The private sector, which accounts for 71% of UK&I net fees, grew by 57% and the public sector by 21%. UK&I fees decreased by 5% versus Q1 FY20.
Most regions traded broadly in line with the overall UK business, apart from the North West and the Midlands, which grew by 74% and 51% respectively, and Scotland, which grew by 30%. London increased by 46%, including London City up 73%, and in Ireland the business increased by 46%.
At the specialism level, technology delivered “excellent growth” and accountancy & finance rebounded sharply, up 57% and 49% respectively.
The fastest growth came in HR and office support, up 127% and 94% respectively, while construction & property increased by 27%.
Consultant headcount increased by 4% in the quarter and by 15% year-on-year.
Prices are rising around the world, with consumer price inflation in China hitting 10.7% in September, its highest for 25 years while US consumer prices rose by 5.4%.
US factory gate or PPI numbers are out later today and will show the impact of rises in the costs of transport, energy and components.
Minutes for the last Federal Reserve meeting yesterday reflected its growing concerns about prices and stated the need to stop pumping money into the US economy sooner rather than later.
Markets responded by bringing forward expectations of a US rate rise to September next year.
Despite surging prices in China the Shanghai Composite index was up 0.15%. Hong Kong’s financial markets are closed for the Chung Yeung Festival.
In Japan, the Nikkei 225 jumped 1.35% and South Korea’s Kospi gained 1.09%.
In commodities, oil futures steadied, with US crude at $80.55 a barrel and Brent Crude at $83.32.

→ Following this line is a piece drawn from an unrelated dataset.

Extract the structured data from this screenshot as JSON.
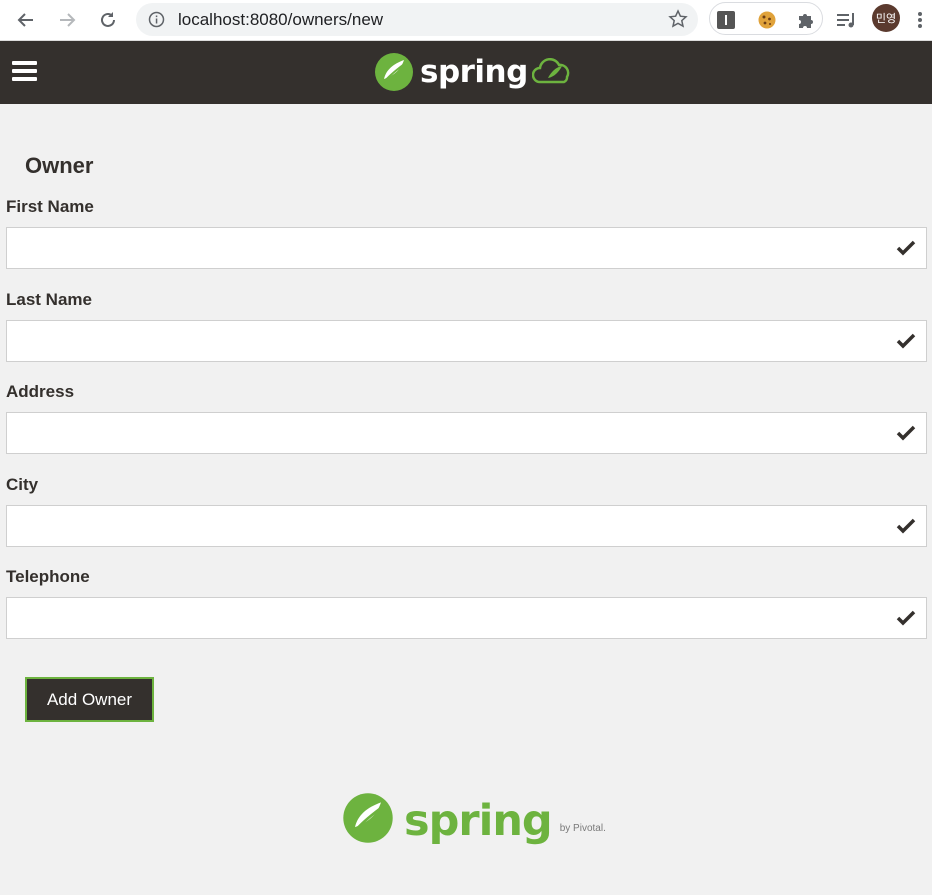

As a senior official at the Bank of England called for regulation of cryptocurrencies Bitcoin rose 1.5% to $58,550, its highest level since May.